“Only things that get in my way,” she retorted, annoyed to realize he was even more stunningly beautiful in the light of day than he’d been the night before.
Freshly shaven cheeks; full, sexy lips; golden-brown eyes and, judging from what she’d landed against, a rock-hard chest made entirely of muscle. And then he smiled and ruined everything. Oh. My. God. Cameron, who lived in a city full of extraordinarily good-looking men, had never seen one quite like him. Beautiful, sexy and rugged. Who knew that rugged was so appealing? Not her. Not before now anyway.
And then she remembered she looked hideous and was suddenly extremely self-conscious about her face. Her hand came up to cover her swollen upper lip.
Excerpted from "All You Need is Love"

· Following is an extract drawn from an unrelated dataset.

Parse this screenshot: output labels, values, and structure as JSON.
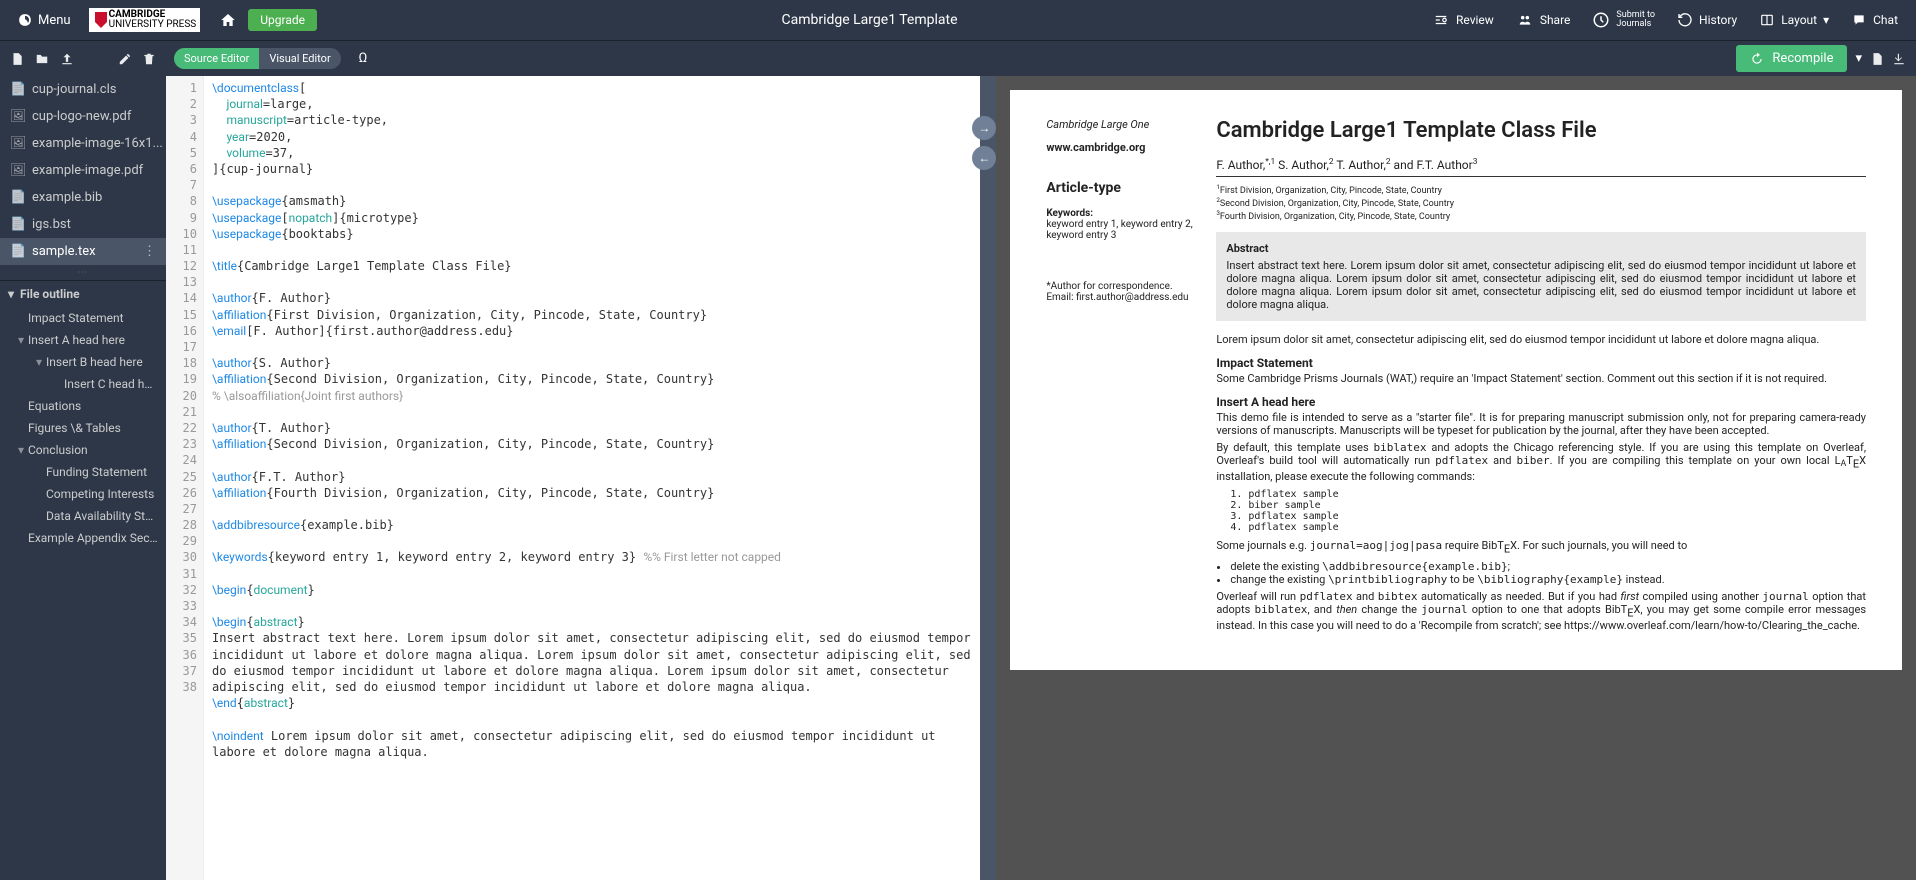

Copyright © 2014 Marie Force.
Excerpted by permission of Penguin Publishing Group.
All rights reserved. No part of this excerpt may be reproduced or reprinted without permission in writing from the publisher.
Excerpts are provided by Dial-A-Book Inc. solely for the personal use of visitors to this web site.
What People are Saying About This
Praise for All You Need is Love "If you're looking for a heartwarming, feel-good story to lose yourself in for a few hours, than this is one book you should look into!"– Night Owl Reviews "Marie Force has written a memorable love story full of great humor, a wonderful town of quirky characters and a fantastic HEA! Entertaining to say the least!: – ReaderToReader.com "All You Need is Love the quintessential romance and, boy, does it deliver!" – RT Book Reviews (4 Stars) "How can you not love the Abbotts? What an awesome, loving family. I can't wait for the rest of the series! And the gospel according to Elmer Stillman was both hilarious and insightful." – Criminal Minds Romantic Hearts Blog